September 14, 2014 1 comment

A new article in Earthzine entitled “Data Drives Everything, but the Bridges Need a Lot of Work” by Osha Gray Davidson seems to encapsulate one of the main themes of this blog and our book.

Dr Francine Berman directs the Center for a Digital Society at Rensselaer Polytechnic Institute, in Troy, New York, and as the article states, “has always been drawn to ambitious ‘big picture’ issues” at the “intersection of math, philosophy, and computers.”  Her project, the Research Data Alliance (RDA), has a goal of changing the way in which data are collected, used, and shared to solve specific problems around the globe.  Those large and important tasks should sound familiar to most GIS professionals.

And the project seems to have resonated with others, too–1,600 members from 70 countries have joined the RDA as members.  Reaching across boundaries and breaking down barriers that make data sharing difficult or impossible is one of the RDA’s chief goals.  Finding solutions to real-world problems is accomplished through Interest Groups, which then create more focused Working Groups.  I was pleased to see Interest Groups such as Big Data Analytics, Data In Context, and Geospatial, but at this point, a Working Group for Geospatial is still needed.  Perhaps someone from the geospatial community needs to step up and lead the Working Group effort.   I read the charter for the Geospatial Interest Group and though brief, it seems solid, with an identification of some of the chief challenges and major organizations to work with into the future to make their vision a reality.

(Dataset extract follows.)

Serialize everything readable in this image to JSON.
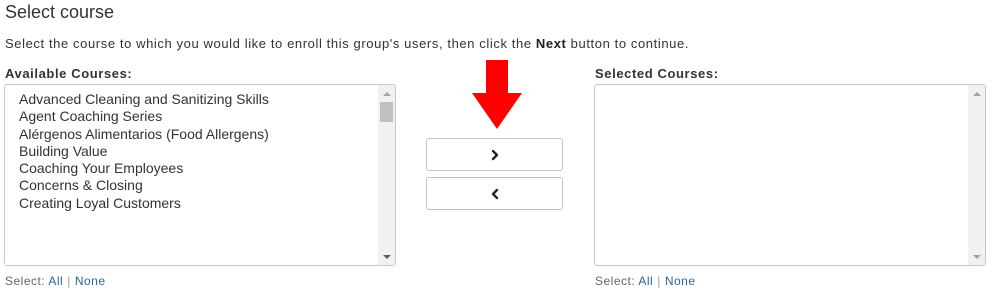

I wish the group well, but simple wishing isn’t going to achieve data sharing for better decision making.  As we point out in our book with regards to this issue, geospatial goals for an organization like this are not going to be realized without the GIS community stepping forward.  Please investigate the RDA and consider how you might help their important effort.

Research Data Alliance

Research Data Alliance.

Open Government Data book by Joshua Tauberer

February 2, 2014 1 comment

An online e-book entitled Open Government Data by Joshua Tauberer is, according to the author, “the culmination of several years of thinking about the principles behind the open government data movement in the United States.”  In the book, he “frame[s] the movement as the application of Big Data to civics. Topics include principles, uses for transparency and civic engagement, a brief legal history, data quality, civic hacking, and paradoxes in transparency.”

The author is the creator of the US Congress-tracking tool GovTrack.us, which launched in 2004, helping to spur the national open government data community. He was also a co-founder of POPVOX, a platform for advocacy, providing a means for citizens to communicate with Congress about the issues they care about.

Tauberer mentions GIS data in part 2.2 where he uses Google Transit Feed Specification data as an example (three-quarters of the way down the page, in Figure 8) to visualize ridership in the Washington DC area.  But despite the lack of overt GIS references, I believe this book could be useful to the readers of our book and this blog.  Its chapters include “Big Data Meets Open Government”, “Civic Hacking by Example”, “Applications to Open Government”, “A Brief Legal History of Open Government Data”, “Paradoxes in Open Government”, and “Example Policy Language”.  In particular, the chapter on “A Brief Legal History of Open Government Data” provides useful additional reading after reading Chapter 1 of our book, The GIS Guide to Public Domain Data.  Through reading Tauberer’s book, one can better understand how spatial data can and should fit into larger open data and open government initiatives.

Open Government Data book

Open Government Data book.